Since last October, I have been mentally and physically preparing to join the Peace Corps in Peru. This preparation included reaching out to my gap year host family in Pisac, Peru, quitting my job perhaps a bit early to see a new part of the world before service, reading Conquest of the Incas, Death in the Andes, and listening to Spanish language podcasts. The bulk of the load was consumed more recently while motorcycling down Vietnam to prepare for my Spanish language interview held the following week when I returned from the trip.
None of these activities were hindering or felt required, but they brought on nostalgia and reignited my interest to return to Peru, one of the first countries I discovered on my own six years ago.
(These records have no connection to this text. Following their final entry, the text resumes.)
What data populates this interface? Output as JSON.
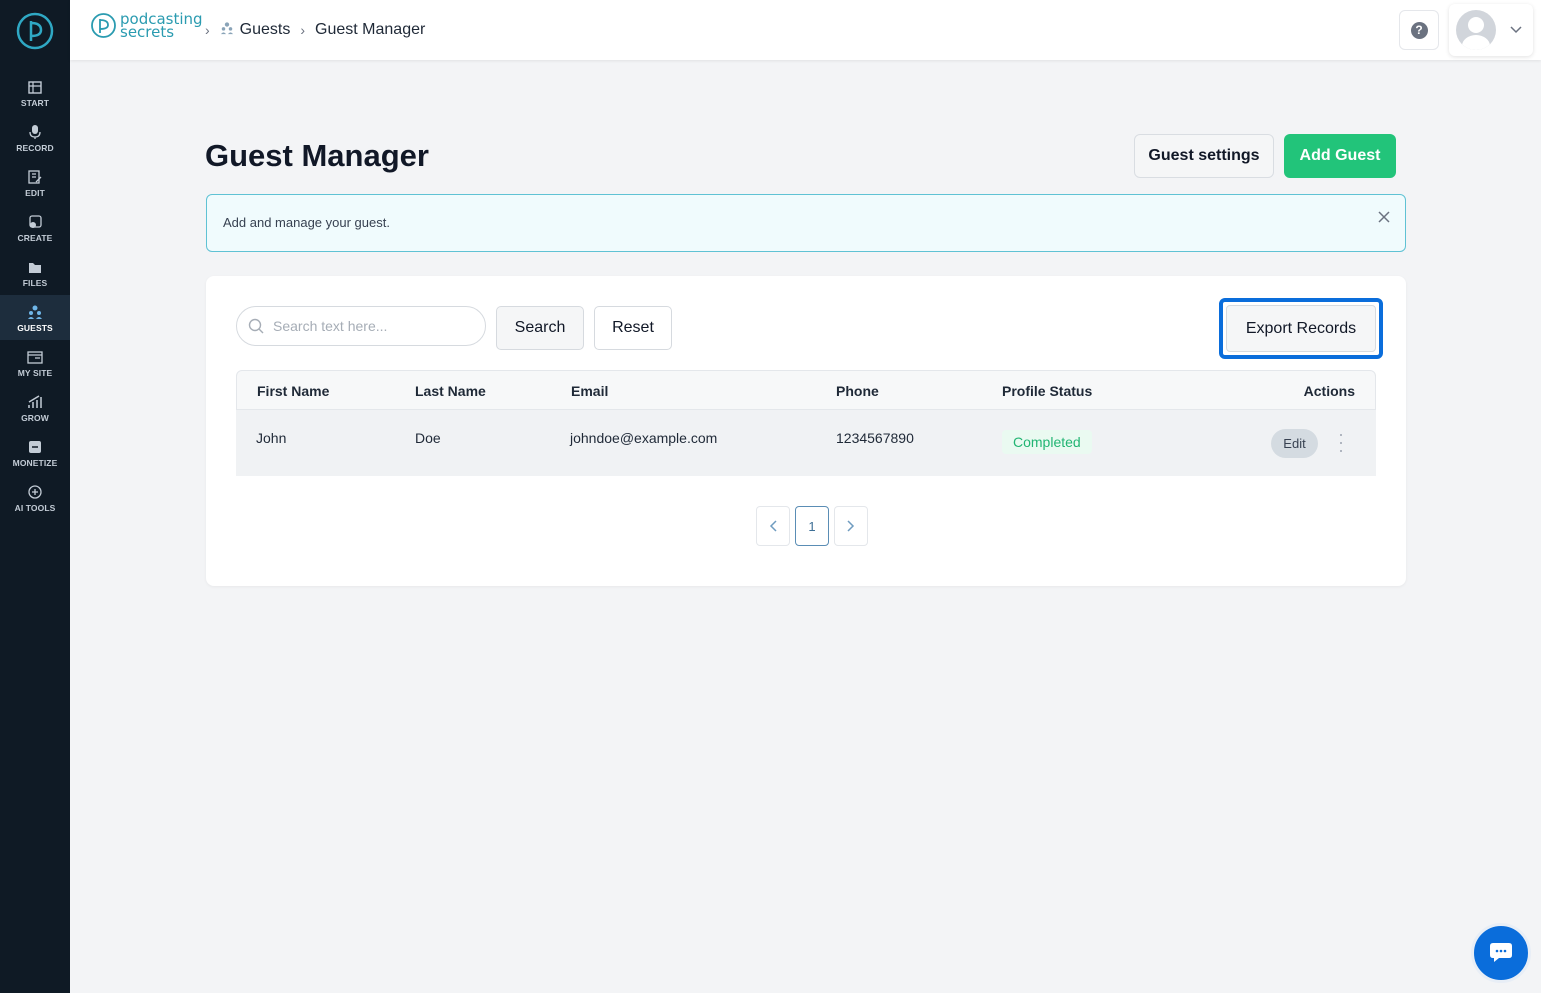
{
  "sidebar": {
    "items": [
      {
        "label": "START",
        "icon": "home-icon"
      },
      {
        "label": "RECORD",
        "icon": "microphone-icon"
      },
      {
        "label": "EDIT",
        "icon": "edit-icon"
      },
      {
        "label": "CREATE",
        "icon": "create-icon"
      },
      {
        "label": "FILES",
        "icon": "files-icon"
      },
      {
        "label": "GUESTS",
        "icon": "guests-icon",
        "active": true
      },
      {
        "label": "MY SITE",
        "icon": "site-icon"
      },
      {
        "label": "GROW",
        "icon": "grow-icon"
      },
      {
        "label": "MONETIZE",
        "icon": "monetize-icon"
      },
      {
        "label": "AI TOOLS",
        "icon": "ai-tools-icon"
      }
    ]
  },
  "brand": {
    "line1": "podcasting",
    "line2": "secrets"
  },
  "breadcrumb": {
    "guests": "Guests",
    "current": "Guest Manager"
  },
  "header": {
    "help_label": "?"
  },
  "page": {
    "title": "Guest Manager"
  },
  "actions": {
    "settings_label": "Guest settings",
    "add_label": "Add Guest"
  },
  "info": {
    "text": "Add and manage your guest."
  },
  "toolbar": {
    "search_placeholder": "Search text here...",
    "search_label": "Search",
    "reset_label": "Reset",
    "export_label": "Export Records"
  },
  "table": {
    "columns": [
      "First Name",
      "Last Name",
      "Email",
      "Phone",
      "Profile Status",
      "Actions"
    ],
    "rows": [
      {
        "first_name": "John",
        "last_name": "Doe",
        "email": "johndoe@example.com",
        "phone": "1234567890",
        "status": "Completed",
        "edit_label": "Edit"
      }
    ]
  },
  "pagination": {
    "current": "1"
  },
  "colors": {
    "accent": "#22c47a",
    "highlight": "#0a6ddb",
    "sidebar": "#0f1a25"
  }
}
A discovery that has influenced my decision to prioritize new experiences, guiding me to taking the trip I was on and initiating the journey to come.
When I received the call that my cohort’s placement to Peru had been canceled with minimal explanation, a day before my Spanish language interview, I was less than enthused. Upon further reading about the state of emergency called by the Peruvian government in response to intense flooding and corresponding mudslides, I slowly began to understand the decision made.
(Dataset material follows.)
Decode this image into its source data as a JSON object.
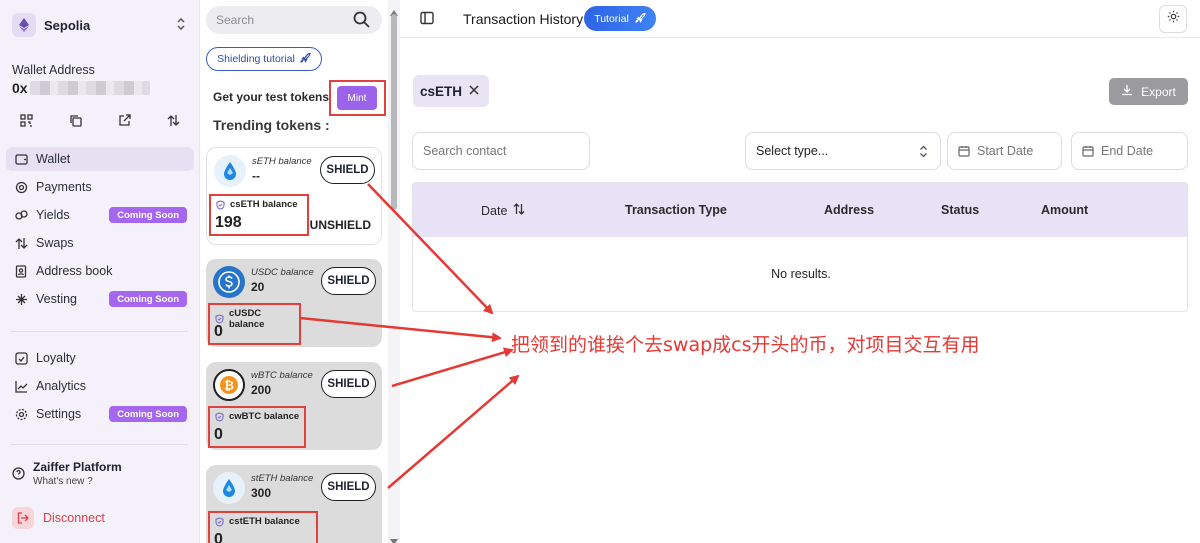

The scariest part of the cancelation was the wait between cancelation and reassignment. The three-week wait to find out where and at what capacity Peace Corps would reassign me was mentally draining. When things are out of my control I try to keep my hopes low and harness a flexible mindset, which hopefully allows me to think clearly when discovering what decisions have been made for me. So my coping strategy was to completely ignore any thoughts on what the alternative could be or when the placement would depart, in essence, my goal was to block out all thoughts surrounding the Peace Corps.
This proved to be immensely difficult as the first questions asked when informing friends and family about the cancelation were, “What if you don’t like the new placement?” “Where are you hoping to be alternatively placed?” “Would you want to teach English if it was offered?” “So when does this mean you will leave?” All questions I was strategically avoiding asking myself through the ignore tactic.
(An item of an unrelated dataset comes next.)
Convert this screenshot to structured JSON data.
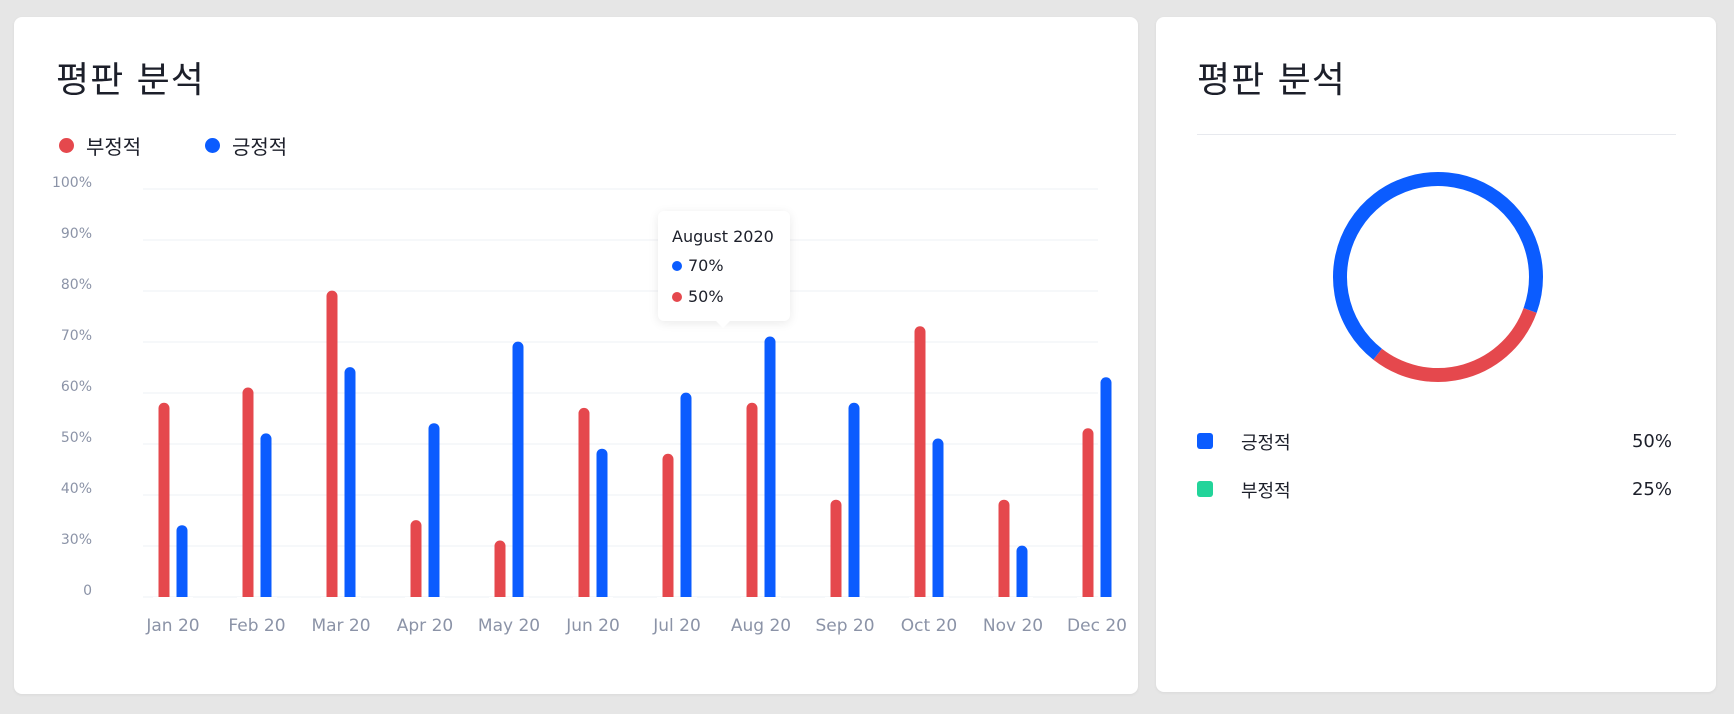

The outcome of the cancelation was an Agribusiness Advising offer for Uganda departing on a comparable timeline to my Peru placement. I’ll spare you the drama of my scattered, racing thoughts that occurred within the hour of receiving the news, but upon looking up from my computer to announce to my youngest brother and mom, who patiently provided silence in the room while quietly pretending not to look at me over the course of my hour-long internal thought processing, that I will accept the placement my youngest brother asked to hear the pros and cons list that he must have seen me scribbling.
The list of pros was long. The list of cons was short, only containing “no Spanish” and “more challenging.” After completing an eye roll that looked more like a body roll because it was accentuated so thoroughly he sarcastically stated, “oh so you are worried it might be hard.” And sternly retorted, “you know you can’t grow without discomfort.” After allowing me to let that ordeal sink in with a strategic moment of silence he more gently reminded me that it has already taken me a lifetime to learn such a simple language and two more years without fluency doesn’t seem like a big deal, negating “no Spanish” as a valid con. Thank you Tristan. We all need a 17-year-old bilingual younger brother to really break things down for us.
Peace Corps has taught me a lesson even before my placement has begun. In this industry things change quickly and compromise is often required. To cope with this now and moving forward, maintaining a flexible mindset will be of the utmost importance and finding the excitement in any situation will be crucial for happiness. To do anything other than gratefully accept this once in a lifetime opportunity, on the grounds that it is not exactly what I anticipated, would have been not only a disservice to the Peace Corps and the Peace Corps’ partners preparing for our arrival in Uganda, but also a disservice to me.
Throughout the application, interview, and placement process Peace Corps stresses flexibility as a characteristic for success, or in simpler terms just “go with the flow” and you will succeed. So I guess this is the first of many challenges to come up where I’ll just have to go with the flow and build excitement.